strfile — create a random access file for storing strings
unstr — dump strings in pointer order
unstr [-c char]
strfile reads a file containing groups of lines separated by a line containing a single percent `%' sign (or other specified delimiter character) and creates a data file which contains a header structure and a table of file offsets for each group of lines. This allows random access of the strings.
The output file, if not specified on the command line, is named sourcefile.dat.
The purpose of unstr is to undo the work of strfile. It prints out the strings contained in the sourcefile, which is datafile.ext without its extension, or datafile if no extension is specified (in this case, the extension .dat is added to the name of the datafile) in the order that they are listed in the header file datafile. If no outputfile is specified, it prints to standard output; otherwise it prints to the file specified. unstr can also universally change the delimiter character in a strings file. It is possible to create sorted versions of input files by using strfile -o and then using unstr to dump them out in the table order.
The options are as follows:
- -c char
Change the delimiting character from the percent sign to char. This option is available for both strfile and unstr.
Ignore case when ordering the strings.
Order the strings in alphabetical order. The offset table will be sorted in the alphabetical order of the groups of lines referenced.
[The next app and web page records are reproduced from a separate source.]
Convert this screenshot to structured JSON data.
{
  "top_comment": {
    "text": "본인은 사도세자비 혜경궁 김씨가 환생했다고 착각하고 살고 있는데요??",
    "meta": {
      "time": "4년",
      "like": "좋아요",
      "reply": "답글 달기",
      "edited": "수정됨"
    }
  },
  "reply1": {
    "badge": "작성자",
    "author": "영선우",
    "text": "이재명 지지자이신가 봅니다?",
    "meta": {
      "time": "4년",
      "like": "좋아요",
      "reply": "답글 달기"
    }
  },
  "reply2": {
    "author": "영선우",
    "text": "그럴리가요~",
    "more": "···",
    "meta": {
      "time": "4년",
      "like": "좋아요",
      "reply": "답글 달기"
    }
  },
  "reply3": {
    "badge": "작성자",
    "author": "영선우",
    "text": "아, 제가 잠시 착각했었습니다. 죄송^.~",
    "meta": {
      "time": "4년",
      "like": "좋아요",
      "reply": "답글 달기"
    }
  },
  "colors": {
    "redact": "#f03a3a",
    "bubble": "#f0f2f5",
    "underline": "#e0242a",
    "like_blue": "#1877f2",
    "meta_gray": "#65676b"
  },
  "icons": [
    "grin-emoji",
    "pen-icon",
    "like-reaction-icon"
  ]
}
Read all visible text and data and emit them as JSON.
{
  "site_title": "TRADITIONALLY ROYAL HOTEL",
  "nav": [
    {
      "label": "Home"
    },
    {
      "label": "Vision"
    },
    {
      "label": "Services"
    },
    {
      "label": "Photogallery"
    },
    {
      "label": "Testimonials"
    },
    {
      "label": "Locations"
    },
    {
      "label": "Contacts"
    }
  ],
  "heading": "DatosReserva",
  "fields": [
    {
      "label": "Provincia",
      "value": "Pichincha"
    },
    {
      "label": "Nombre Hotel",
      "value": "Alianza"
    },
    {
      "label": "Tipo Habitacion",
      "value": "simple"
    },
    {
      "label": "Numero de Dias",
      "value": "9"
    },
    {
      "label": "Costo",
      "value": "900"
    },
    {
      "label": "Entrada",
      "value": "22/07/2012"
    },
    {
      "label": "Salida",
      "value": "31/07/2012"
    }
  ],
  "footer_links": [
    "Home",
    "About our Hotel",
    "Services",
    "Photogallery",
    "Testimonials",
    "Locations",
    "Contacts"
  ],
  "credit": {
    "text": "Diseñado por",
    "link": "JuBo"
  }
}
Any initial non-alphanumeric characters are ignored. This option causes the STR_ORDERED bit in the header str_flags field to be set. (It also now really does sort! It didn't used to).
Randomize access to the strings. Entries in the offset table will be randomly ordered. This option causes the STR_RANDOM bit in the header str_flags field to be set. (And really does randomize)
Run silently; don't give a summary message when finished.
Note that each alphabetic character in the groups of lines is rotated 13 positions in a simple caesar cypher. This option causes the STR_ROTATED bit in the header str_flags field to be set. Note that it does not rotate the strings--that operation must be performed separately.
The format of the header is:
#define VERSION 1 unsigned long str_version; /* version number */ unsigned long str_numstr; /* # of strings in the file */ unsigned long str_longlen; /* length of longest string */ unsigned long str_shortlen; /* shortest string length */ #define STR_RANDOM 0x1 /* randomized pointers */ #define STR_ORDERED 0x2 /* ordered pointers */ #define STR_ROTATED 0x4 /* rot-13'd text */ unsigned long str_flags; /* bit field for flags */ char str_delim; /* delimiting character */
All fields are written in network byte order.
Fewer now, one hopes. However, fortunes (text strings) beginning with a blank line appear to be sorted between random letters. This includes ASCII art that contains no letters, and first lines that are solely non-alphanumeric, apparently. I've no idea why this should be.
What can you do with this besides printing sarcastic and obscene messages to the screens of lusers at login or logout?
There are some other possibilities. Source code for a sample program, randstr, is included with this distribution: randstr splits the difference between unstr and fortune. It reads a single, specified file, and randomly selects a single text string.
- Include strfile.h into a news reading/posting program, to generate random signatures. Tin(1) does something similar, in a much more complex manner.
- Include it in a game. While strfile doesn't support 'fields' or 'records', there's no reason that the text strings can't be consistent: first line, a die roll; second line, a score; third and subsequent lines, a text message.
- Use it to store your address book. Hell, some of the guys I know would be as well off using it to decide who to call on Friday nights (and for some, it wouldn't matter whether there were phone numbers in it or not).
- Use it in 'lottery' situations. If you're an ISP, write a script to store login names and GECOS from /etc/passwd in strfile format, write another to send 'congratulations, you've won' to the lucky login selected. The prize might be a month's free service, or if you're AOL, a month free on a real service provider.
The strfile utility first appeared in 4.4BSD. This version was heavily modified, much of it in ways peculiar to Linux. Work has since been done to make the code more generic, and has so far been tested to work with SunOS 4.x. More platforms are expected to be supported as work continues.